Anyway, I ran slightly over 5 miles in about 50 minutes. I then did some arms and abs and continued onto the treadmill, where I did a progression run. I started out at 6 miles per hour (a 10 minute/mile pace) and kept that up until mile 2, when I increased to 6.5mph. At 3 miles, I increased to 6.7. From then on, it went like this:

3.1: increase to 6.9 mph
3.2: increase to 7.1 mph
3.3: increase to 7.2 mph
3.4: increase to 7.4 mph
3.5: increase to 7.5 mph
3.6: increase to 7.7 mph
3.7: increase to 7.8 mph
3.8: increase to 7.9 mph
3.9: increase to 8.5 mph
4.0: increase to 9.0 mph

End at 4.05. Also, here is a picture of the blood blister I developed yesterday. Don't be scandalized!

Tuesday, March 4, 2014

New Motivation: 10 Day Challenge

Hi, folks. I don't know about you, but I am super over this weather. I would love spring to get here as quickly as possible.

One thing that has suffered a bit due to the relentless cold is my training. It's not the only problem, but it's doing me no favors. I decided to combat this by challenging myself to run 10 miles per day for 10 days. This challenge began on Saturday.

Saturday, I did a nice, big loop that I mapped out on MapMyRun. I'd show it, but it's a little too geographically explicit. It went north up to 54th Street, west to the river, south to Warren Street, and north again for a grand total of 10.54 miles. My time was nothing spectacular. In fact, it was slow-ish. I think I did it in 1:50 and change. To be fair, street runs are normally slow due to stopping for traffic. This frustration is what keeps most people I know from running on city streets. Doesn't stop me!

Sunday, I did something a little different. I ran a much smaller 5-mile loop from home to the gym, did 5 half mile repeats at about 7:12 min/mile with a half mile warmup and cooldown plus a quarter mile between each sprint for a total of 4.5 miles. I topped it off with a run home from the gym for an extra mile or so.

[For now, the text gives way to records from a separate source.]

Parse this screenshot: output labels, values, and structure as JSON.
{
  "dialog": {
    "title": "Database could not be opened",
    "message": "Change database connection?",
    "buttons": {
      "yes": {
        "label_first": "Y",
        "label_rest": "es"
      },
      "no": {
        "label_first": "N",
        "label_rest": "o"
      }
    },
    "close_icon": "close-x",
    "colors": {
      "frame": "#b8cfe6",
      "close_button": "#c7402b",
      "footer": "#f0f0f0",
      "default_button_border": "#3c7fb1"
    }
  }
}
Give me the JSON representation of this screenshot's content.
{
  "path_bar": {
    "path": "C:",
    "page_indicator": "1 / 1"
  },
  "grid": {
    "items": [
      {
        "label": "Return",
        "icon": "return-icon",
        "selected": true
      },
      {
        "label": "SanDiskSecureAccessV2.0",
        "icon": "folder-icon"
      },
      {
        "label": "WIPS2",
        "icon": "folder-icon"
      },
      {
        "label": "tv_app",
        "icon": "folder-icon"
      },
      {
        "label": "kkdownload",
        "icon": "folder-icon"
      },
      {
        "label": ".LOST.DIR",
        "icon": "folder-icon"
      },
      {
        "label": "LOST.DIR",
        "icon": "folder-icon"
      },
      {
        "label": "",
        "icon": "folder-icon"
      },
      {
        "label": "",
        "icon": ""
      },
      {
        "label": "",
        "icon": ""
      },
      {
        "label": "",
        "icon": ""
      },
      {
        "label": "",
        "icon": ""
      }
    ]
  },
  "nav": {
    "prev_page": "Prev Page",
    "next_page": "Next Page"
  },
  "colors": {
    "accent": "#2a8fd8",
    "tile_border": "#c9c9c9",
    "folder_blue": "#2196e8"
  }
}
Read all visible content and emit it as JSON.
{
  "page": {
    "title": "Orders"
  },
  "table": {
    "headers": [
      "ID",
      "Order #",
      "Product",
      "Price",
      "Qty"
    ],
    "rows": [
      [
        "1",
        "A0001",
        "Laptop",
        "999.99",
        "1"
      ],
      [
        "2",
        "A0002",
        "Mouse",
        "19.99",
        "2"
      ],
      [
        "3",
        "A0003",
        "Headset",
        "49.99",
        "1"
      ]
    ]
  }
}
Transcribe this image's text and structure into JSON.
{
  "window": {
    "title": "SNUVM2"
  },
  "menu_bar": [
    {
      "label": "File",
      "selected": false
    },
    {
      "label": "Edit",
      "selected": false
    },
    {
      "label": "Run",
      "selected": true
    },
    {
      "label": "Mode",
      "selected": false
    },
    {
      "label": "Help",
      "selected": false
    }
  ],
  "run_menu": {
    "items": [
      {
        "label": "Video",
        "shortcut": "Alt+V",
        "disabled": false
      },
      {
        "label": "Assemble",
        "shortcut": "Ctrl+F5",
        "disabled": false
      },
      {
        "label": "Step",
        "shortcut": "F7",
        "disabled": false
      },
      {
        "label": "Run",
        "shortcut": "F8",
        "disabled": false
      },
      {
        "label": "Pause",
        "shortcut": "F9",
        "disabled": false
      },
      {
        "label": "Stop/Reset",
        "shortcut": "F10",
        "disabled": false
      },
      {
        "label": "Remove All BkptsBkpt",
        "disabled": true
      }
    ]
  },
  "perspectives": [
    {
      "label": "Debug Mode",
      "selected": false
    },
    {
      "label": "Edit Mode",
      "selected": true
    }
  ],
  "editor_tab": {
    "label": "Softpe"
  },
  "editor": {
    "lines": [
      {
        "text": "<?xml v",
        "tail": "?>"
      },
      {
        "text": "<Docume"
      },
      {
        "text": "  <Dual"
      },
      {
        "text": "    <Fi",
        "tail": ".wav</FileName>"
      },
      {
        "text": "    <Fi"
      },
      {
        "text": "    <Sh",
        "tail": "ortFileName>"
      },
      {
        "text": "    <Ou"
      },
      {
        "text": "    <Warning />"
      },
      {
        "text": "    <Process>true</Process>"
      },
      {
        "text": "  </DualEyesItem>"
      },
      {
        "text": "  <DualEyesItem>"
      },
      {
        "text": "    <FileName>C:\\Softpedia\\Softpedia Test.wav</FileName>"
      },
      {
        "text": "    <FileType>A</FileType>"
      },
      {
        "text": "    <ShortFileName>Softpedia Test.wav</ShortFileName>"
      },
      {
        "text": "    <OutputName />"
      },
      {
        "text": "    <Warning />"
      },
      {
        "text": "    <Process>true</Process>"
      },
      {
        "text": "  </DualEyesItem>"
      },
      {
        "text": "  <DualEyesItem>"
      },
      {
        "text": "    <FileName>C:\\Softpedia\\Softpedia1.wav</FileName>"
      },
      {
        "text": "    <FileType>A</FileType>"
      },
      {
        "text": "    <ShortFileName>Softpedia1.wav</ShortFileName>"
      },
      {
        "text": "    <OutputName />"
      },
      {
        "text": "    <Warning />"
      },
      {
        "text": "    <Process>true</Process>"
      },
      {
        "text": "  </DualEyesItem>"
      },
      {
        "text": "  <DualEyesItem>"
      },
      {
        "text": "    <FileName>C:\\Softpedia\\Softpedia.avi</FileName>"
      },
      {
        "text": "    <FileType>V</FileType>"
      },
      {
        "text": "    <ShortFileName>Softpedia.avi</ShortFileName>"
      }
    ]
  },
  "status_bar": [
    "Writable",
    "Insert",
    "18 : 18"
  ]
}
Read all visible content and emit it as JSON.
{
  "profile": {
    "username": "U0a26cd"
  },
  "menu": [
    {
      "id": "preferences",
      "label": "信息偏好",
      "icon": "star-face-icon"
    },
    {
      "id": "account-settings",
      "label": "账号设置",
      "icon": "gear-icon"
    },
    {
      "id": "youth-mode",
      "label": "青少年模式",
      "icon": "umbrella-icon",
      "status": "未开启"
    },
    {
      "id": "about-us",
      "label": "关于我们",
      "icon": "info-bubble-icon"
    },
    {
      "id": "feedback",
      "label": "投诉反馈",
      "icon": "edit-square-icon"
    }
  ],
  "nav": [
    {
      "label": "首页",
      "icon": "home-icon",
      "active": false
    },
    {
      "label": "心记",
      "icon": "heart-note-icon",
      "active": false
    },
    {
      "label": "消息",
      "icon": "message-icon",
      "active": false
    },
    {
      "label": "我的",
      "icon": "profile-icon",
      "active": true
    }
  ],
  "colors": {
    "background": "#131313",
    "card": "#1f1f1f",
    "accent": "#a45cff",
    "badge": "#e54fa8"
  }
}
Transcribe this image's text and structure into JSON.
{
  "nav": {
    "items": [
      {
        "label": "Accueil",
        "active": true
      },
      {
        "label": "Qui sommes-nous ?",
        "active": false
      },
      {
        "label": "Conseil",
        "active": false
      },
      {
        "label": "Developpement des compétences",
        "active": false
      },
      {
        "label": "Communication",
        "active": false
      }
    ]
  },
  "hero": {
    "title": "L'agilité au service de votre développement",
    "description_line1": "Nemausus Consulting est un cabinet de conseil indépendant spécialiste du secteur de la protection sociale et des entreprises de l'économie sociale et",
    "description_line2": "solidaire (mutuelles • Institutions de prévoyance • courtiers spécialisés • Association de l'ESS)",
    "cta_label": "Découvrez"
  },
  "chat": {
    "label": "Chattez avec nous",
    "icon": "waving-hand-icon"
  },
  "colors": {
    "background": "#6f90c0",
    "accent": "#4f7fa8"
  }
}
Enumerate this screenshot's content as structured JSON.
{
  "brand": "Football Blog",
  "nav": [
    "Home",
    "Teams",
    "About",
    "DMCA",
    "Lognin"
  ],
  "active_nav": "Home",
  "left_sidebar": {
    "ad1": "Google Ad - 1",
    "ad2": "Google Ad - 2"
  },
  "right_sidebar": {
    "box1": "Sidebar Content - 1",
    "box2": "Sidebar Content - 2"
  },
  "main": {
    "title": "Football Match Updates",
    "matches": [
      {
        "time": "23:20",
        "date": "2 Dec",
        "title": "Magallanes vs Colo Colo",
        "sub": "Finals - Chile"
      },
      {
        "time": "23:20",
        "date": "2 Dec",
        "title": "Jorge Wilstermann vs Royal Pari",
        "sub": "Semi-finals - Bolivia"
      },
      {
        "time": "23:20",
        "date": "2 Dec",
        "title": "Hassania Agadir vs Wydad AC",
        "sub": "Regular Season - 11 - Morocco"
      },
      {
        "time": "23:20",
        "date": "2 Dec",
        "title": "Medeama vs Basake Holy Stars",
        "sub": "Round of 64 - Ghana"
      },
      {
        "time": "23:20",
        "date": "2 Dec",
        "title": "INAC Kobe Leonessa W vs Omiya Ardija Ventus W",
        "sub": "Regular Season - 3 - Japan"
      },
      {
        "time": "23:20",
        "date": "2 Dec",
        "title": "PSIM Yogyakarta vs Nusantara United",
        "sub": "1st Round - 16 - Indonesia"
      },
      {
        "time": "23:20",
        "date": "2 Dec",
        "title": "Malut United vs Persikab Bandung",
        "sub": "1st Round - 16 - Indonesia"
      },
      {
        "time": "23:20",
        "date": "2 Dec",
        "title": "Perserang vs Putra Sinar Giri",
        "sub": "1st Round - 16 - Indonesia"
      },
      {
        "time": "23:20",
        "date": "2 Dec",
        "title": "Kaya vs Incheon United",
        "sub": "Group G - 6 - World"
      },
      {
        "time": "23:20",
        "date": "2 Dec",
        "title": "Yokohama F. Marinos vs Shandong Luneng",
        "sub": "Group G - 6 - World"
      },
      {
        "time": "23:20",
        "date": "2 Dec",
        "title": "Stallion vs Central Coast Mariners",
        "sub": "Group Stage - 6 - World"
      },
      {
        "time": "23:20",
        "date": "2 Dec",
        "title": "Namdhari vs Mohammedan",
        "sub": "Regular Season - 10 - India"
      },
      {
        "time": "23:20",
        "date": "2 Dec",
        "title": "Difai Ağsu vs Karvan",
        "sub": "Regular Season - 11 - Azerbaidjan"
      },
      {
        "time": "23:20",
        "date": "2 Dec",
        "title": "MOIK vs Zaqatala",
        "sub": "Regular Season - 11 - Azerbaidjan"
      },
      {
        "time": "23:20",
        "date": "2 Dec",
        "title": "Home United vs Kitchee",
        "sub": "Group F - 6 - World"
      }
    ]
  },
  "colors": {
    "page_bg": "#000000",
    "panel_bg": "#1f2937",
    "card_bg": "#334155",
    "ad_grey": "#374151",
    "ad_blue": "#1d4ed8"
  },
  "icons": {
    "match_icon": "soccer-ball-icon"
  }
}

And tonight, I kept things simple and did another big loop. I'm not putting many restrictions on this whole thing. I just need to get back into a rhythm and be confident again about training. This may or may not do the trick, but it's made the last three days better.

Stay tuned for Day 4!